NSES Content Standard D 
Earth and Space Science: Earth's history
Grades 5-8, page 160

The Earth processes we see today, including erosion, movement of lithospheric plates, and changes in atmospheric composition, are similar to those that occurred in the past. Earth history is also influenced by occasional catastrophes, such as the impact of an asteroid or comet.

Benchmark 4C The Physical Setting: Processes that Shape the Earth
Grades 6-8, page 73
Thousands of layers of sedimentary rock confirm the long history of the changing surface of the earth and the changing life forms whose remains are found in successive layers. The youngest layers are not always found on top, because of folding, breaking, and uplift of layers.

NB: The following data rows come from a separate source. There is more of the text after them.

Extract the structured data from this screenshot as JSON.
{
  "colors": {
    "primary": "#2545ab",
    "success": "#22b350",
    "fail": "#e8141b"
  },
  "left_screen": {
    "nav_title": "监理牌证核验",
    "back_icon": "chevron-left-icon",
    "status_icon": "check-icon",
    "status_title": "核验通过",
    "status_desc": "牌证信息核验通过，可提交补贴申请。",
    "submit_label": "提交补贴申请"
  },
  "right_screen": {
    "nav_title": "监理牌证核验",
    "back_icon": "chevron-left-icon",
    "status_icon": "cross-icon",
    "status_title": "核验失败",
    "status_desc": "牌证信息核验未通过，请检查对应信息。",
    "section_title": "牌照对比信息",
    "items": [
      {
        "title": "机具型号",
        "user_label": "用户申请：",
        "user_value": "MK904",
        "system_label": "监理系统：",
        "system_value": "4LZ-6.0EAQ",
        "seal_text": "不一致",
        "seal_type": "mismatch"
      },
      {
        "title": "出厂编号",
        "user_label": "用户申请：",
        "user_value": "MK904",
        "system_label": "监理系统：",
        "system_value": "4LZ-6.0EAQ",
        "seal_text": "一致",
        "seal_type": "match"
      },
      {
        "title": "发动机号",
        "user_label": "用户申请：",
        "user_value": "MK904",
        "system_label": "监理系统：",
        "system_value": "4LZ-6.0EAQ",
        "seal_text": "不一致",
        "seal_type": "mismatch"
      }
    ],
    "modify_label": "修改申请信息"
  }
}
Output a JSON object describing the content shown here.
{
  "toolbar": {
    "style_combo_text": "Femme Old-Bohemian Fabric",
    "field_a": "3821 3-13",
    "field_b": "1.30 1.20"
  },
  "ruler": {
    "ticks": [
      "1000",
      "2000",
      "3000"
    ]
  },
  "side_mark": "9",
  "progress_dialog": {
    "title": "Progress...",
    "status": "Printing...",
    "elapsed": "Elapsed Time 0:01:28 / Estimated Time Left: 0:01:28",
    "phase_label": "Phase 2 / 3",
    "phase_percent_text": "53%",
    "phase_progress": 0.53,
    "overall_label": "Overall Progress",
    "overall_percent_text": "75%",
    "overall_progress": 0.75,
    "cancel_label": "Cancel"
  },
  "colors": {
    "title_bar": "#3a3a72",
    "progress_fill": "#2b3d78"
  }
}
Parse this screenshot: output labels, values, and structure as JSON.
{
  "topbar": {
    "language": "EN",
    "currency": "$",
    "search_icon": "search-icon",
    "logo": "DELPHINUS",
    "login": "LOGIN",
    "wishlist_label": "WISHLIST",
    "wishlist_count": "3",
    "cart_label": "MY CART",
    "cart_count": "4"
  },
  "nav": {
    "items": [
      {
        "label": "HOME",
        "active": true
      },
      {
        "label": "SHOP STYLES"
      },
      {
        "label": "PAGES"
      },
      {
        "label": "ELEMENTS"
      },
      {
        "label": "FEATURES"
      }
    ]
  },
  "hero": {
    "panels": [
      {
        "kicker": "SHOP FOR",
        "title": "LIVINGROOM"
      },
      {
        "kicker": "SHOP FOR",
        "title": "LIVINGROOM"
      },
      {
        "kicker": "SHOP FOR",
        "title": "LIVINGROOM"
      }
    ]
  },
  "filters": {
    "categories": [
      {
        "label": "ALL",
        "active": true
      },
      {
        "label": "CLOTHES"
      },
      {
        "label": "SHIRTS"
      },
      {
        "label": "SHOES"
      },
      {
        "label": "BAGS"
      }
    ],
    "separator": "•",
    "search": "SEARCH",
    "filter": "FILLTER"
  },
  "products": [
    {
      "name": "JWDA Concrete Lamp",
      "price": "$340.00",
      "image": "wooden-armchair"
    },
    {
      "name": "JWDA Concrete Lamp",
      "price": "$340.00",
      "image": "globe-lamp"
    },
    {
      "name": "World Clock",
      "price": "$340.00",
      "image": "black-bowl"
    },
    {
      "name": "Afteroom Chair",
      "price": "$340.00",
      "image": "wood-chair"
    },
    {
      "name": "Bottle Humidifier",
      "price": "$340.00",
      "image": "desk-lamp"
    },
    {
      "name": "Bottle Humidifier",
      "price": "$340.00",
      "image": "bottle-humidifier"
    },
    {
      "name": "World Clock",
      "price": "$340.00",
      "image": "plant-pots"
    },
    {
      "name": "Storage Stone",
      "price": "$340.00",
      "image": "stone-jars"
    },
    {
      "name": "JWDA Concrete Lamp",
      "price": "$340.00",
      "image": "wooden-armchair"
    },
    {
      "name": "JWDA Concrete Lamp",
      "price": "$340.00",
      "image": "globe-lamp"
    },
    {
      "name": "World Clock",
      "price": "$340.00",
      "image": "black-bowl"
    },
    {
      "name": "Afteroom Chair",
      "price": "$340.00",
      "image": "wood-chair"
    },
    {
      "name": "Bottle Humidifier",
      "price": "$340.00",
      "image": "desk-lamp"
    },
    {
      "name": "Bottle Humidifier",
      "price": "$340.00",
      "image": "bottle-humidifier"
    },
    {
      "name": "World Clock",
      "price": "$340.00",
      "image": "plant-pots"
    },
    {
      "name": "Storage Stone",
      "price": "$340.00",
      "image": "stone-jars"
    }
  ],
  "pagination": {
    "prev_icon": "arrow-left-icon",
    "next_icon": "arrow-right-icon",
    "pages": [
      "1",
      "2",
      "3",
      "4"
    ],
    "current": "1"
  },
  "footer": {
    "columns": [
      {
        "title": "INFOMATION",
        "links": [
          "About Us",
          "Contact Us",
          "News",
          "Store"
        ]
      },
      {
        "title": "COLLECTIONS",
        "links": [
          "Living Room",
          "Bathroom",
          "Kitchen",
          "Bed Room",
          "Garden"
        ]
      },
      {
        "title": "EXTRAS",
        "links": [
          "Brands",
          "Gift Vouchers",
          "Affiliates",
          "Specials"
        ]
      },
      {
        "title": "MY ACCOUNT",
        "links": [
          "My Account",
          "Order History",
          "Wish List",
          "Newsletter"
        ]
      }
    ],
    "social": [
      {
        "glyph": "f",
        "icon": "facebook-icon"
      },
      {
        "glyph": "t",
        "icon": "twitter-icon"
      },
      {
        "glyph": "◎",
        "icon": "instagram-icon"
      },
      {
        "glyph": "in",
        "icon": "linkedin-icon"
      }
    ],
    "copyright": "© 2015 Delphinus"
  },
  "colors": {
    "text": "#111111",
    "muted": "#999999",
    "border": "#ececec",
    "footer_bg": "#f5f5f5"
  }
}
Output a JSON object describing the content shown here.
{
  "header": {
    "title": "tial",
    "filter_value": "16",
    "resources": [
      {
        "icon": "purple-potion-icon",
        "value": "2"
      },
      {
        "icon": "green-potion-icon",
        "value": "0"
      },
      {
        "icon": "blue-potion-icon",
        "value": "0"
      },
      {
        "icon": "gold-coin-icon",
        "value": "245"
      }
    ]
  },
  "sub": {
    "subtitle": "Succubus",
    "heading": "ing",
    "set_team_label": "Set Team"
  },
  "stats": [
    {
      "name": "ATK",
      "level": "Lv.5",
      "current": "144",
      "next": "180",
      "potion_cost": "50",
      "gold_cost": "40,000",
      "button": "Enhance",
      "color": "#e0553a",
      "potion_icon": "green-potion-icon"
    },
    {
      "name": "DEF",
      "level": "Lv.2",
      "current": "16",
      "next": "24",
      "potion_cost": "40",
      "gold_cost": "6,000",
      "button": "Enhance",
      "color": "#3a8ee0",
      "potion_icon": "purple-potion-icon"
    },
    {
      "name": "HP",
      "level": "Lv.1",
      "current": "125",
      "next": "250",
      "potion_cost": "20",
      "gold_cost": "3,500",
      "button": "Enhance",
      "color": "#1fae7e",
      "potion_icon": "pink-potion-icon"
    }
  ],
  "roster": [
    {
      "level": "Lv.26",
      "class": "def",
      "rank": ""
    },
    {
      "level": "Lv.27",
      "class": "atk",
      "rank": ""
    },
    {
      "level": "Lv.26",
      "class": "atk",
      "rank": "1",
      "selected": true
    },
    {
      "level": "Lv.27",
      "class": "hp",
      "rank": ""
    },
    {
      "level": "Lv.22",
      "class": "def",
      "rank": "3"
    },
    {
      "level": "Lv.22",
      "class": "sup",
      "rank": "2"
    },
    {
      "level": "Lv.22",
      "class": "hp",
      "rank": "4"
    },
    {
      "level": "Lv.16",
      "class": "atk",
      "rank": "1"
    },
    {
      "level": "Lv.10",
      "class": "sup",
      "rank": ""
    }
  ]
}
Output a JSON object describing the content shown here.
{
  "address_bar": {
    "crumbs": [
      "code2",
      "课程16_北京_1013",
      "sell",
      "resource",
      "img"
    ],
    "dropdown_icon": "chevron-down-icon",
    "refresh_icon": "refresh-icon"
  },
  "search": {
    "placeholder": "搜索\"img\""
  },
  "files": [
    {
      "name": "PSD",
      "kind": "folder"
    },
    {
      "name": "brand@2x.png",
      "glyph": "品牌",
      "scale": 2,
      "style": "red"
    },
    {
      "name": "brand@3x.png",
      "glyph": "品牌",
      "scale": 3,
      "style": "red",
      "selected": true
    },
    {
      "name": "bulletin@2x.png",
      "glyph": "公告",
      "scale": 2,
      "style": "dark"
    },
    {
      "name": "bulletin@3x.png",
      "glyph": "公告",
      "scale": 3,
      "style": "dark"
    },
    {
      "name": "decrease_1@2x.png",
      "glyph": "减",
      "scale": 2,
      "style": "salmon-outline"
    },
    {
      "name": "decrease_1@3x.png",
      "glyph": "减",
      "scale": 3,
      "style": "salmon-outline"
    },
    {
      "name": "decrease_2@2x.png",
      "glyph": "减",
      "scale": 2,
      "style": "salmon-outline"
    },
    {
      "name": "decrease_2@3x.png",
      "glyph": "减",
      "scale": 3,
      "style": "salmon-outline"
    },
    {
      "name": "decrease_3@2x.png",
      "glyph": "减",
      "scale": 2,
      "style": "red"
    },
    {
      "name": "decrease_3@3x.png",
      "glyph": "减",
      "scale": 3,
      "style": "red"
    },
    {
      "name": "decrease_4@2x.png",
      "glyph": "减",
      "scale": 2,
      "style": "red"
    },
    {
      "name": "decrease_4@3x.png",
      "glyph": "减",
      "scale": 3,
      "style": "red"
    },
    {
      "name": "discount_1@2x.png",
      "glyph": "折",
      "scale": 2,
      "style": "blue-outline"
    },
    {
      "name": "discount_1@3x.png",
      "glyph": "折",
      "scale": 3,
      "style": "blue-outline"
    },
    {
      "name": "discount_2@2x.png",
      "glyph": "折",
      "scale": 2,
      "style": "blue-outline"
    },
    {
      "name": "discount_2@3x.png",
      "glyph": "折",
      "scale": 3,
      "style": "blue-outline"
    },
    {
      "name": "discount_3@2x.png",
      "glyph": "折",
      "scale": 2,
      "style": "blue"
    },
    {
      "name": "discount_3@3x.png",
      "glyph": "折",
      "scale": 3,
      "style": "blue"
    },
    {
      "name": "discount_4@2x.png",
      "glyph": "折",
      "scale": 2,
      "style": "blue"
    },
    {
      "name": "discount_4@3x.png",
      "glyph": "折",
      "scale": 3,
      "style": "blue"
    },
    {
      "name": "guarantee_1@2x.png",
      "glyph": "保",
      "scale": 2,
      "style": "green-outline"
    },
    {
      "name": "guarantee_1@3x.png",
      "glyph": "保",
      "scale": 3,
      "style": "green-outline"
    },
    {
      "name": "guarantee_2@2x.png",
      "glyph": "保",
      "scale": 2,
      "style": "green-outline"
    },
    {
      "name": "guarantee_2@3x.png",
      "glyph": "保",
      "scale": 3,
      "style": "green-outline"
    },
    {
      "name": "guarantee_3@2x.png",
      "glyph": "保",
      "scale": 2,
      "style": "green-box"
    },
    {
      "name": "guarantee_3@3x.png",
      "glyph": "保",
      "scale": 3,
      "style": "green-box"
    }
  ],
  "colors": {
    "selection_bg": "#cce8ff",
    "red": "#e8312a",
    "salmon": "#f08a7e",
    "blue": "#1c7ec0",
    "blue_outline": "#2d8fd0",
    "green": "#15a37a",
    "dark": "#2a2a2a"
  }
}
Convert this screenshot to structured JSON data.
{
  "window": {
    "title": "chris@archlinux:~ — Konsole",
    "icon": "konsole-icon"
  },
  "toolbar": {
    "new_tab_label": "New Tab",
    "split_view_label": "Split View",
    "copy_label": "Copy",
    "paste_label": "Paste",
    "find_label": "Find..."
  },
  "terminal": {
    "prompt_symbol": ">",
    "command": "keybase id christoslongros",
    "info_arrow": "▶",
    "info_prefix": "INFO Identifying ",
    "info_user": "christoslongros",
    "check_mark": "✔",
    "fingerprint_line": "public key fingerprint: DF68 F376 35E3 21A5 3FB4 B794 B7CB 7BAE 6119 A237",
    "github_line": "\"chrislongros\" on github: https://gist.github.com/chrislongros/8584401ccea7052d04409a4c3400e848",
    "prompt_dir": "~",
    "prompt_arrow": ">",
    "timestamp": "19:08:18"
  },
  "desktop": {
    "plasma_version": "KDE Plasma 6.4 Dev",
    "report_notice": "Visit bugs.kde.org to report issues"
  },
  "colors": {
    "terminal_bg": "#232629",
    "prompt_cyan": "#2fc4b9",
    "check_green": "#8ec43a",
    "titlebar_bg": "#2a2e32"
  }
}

Science for All Americans Historical Perspectives:
Chapter 10, page 999
The age of the earth was not at issue for most of human history. Until the nineteenth century, nearly everyone in Western cultures believed that the earth was only a few thousand years old, and that the face of the earth was fixed--the mountains, valleys, oceans, and rivers were as they always had been since their instantaneous creation. From time to time, individuals speculated on the possibility that the earth's surface had been shaped by the kind of slow change processes they could observe occurring; in that case, the earth might have to be older than most people believed. If valleys were formed from erosion by rivers, and if layered rock originated in layers of sediment from erosion, one could estimate that millions of years would have been required to produce today's landscape. But the argument made only very gradual headway until English geologist Charles Lyell published the first edition of his masterpiece, Principles of Geology, early in the nineteenth century. The success of Lyell's book stemmed from its wealth of observations of the patterns of rock layers in mountains and the locations of various kinds of fossils, and from the close reasoning he used in drawing inferences from those data.